Work required: Could every line of the data be copied out once more, exactly?

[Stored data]
- Opening Delimiter -

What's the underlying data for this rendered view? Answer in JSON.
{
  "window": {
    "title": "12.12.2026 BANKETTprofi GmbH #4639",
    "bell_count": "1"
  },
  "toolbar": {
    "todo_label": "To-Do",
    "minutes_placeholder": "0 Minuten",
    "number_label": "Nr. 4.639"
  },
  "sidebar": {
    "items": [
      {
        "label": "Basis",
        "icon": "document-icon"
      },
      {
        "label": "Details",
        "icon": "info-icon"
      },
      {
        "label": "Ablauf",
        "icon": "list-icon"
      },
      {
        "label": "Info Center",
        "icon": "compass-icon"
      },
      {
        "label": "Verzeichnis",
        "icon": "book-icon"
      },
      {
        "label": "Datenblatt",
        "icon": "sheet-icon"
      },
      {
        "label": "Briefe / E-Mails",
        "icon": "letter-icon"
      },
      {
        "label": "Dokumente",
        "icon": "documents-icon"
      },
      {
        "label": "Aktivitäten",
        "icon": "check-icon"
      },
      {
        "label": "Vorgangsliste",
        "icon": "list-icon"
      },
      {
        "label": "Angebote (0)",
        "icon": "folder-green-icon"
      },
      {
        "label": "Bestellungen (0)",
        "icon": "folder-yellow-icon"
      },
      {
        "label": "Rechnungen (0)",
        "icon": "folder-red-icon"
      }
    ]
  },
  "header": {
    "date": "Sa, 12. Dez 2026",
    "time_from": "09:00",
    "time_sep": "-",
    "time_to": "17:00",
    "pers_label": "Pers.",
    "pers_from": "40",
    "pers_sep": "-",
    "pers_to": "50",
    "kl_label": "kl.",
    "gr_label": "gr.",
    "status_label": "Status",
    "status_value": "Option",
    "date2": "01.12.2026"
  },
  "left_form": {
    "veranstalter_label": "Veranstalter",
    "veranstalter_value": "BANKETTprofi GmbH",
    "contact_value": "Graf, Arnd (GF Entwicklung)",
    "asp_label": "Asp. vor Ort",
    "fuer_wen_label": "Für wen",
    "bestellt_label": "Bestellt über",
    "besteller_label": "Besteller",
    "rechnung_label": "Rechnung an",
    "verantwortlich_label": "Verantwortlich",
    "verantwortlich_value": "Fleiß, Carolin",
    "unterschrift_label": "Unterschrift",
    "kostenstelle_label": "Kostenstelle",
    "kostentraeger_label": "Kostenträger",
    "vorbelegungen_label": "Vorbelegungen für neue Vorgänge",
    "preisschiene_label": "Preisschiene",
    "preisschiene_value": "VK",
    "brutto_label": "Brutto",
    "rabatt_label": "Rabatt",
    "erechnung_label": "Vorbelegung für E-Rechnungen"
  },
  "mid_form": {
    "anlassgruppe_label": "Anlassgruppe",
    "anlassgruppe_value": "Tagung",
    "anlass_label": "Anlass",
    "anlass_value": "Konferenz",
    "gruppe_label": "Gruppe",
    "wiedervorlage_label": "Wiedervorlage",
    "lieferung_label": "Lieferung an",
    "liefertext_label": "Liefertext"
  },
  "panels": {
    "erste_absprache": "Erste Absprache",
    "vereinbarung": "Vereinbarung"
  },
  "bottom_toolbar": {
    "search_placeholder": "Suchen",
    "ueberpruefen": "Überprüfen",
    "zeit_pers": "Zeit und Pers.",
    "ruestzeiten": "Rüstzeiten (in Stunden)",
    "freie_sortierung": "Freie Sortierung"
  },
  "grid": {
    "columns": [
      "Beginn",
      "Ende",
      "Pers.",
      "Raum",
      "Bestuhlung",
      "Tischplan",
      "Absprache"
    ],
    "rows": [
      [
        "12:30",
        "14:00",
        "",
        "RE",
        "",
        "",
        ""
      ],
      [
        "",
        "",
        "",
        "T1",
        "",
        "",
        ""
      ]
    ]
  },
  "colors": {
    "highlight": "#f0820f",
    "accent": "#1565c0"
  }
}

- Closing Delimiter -

Completed task:
What's the underlying data for this rendered view? Answer in JSON.
{
  "window": {
    "title": "12.12.2026 BANKETTprofi GmbH #4639",
    "bell_count": "1"
  },
  "toolbar": {
    "todo_label": "To-Do",
    "minutes_placeholder": "0 Minuten",
    "number_label": "Nr. 4.639"
  },
  "sidebar": {
    "items": [
      {
        "label": "Basis",
        "icon": "document-icon"
      },
      {
        "label": "Details",
        "icon": "info-icon"
      },
      {
        "label": "Ablauf",
        "icon": "list-icon"
      },
      {
        "label": "Info Center",
        "icon": "compass-icon"
      },
      {
        "label": "Verzeichnis",
        "icon": "book-icon"
      },
      {
        "label": "Datenblatt",
        "icon": "sheet-icon"
      },
      {
        "label": "Briefe / E-Mails",
        "icon": "letter-icon"
      },
      {
        "label": "Dokumente",
        "icon": "documents-icon"
      },
      {
        "label": "Aktivitäten",
        "icon": "check-icon"
      },
      {
        "label": "Vorgangsliste",
        "icon": "list-icon"
      },
      {
        "label": "Angebote (0)",
        "icon": "folder-green-icon"
      },
      {
        "label": "Bestellungen (0)",
        "icon": "folder-yellow-icon"
      },
      {
        "label": "Rechnungen (0)",
        "icon": "folder-red-icon"
      }
    ]
  },
  "header": {
    "date": "Sa, 12. Dez 2026",
    "time_from": "09:00",
    "time_sep": "-",
    "time_to": "17:00",
    "pers_label": "Pers.",
    "pers_from": "40",
    "pers_sep": "-",
    "pers_to": "50",
    "kl_label": "kl.",
    "gr_label": "gr.",
    "status_label": "Status",
    "status_value": "Option",
    "date2": "01.12.2026"
  },
  "left_form": {
    "veranstalter_label": "Veranstalter",
    "veranstalter_value": "BANKETTprofi GmbH",
    "contact_value": "Graf, Arnd (GF Entwicklung)",
    "asp_label": "Asp. vor Ort",
    "fuer_wen_label": "Für wen",
    "bestellt_label": "Bestellt über",
    "besteller_label": "Besteller",
    "rechnung_label": "Rechnung an",
    "verantwortlich_label": "Verantwortlich",
    "verantwortlich_value": "Fleiß, Carolin",
    "unterschrift_label": "Unterschrift",
    "kostenstelle_label": "Kostenstelle",
    "kostentraeger_label": "Kostenträger",
    "vorbelegungen_label": "Vorbelegungen für neue Vorgänge",
    "preisschiene_label": "Preisschiene",
    "preisschiene_value": "VK",
    "brutto_label": "Brutto",
    "rabatt_label": "Rabatt",
    "erechnung_label": "Vorbelegung für E-Rechnungen"
  },
  "mid_form": {
    "anlassgruppe_label": "Anlassgruppe",
    "anlassgruppe_value": "Tagung",
    "anlass_label": "Anlass",
    "anlass_value": "Konferenz",
    "gruppe_label": "Gruppe",
    "wiedervorlage_label": "Wiedervorlage",
    "lieferung_label": "Lieferung an",
    "liefertext_label": "Liefertext"
  },
  "panels": {
    "erste_absprache": "Erste Absprache",
    "vereinbarung": "Vereinbarung"
  },
  "bottom_toolbar": {
    "search_placeholder": "Suchen",
    "ueberpruefen": "Überprüfen",
    "zeit_pers": "Zeit und Pers.",
    "ruestzeiten": "Rüstzeiten (in Stunden)",
    "freie_sortierung": "Freie Sortierung"
  },
  "grid": {
    "columns": [
      "Beginn",
      "Ende",
      "Pers.",
      "Raum",
      "Bestuhlung",
      "Tischplan",
      "Absprache"
    ],
    "rows": [
      [
        "12:30",
        "14:00",
        "",
        "RE",
        "",
        "",
        ""
      ],
      [
        "",
        "",
        "",
        "T1",
        "",
        "",
        ""
      ]
    ]
  },
  "colors": {
    "highlight": "#f0820f",
    "accent": "#1565c0"
  }
}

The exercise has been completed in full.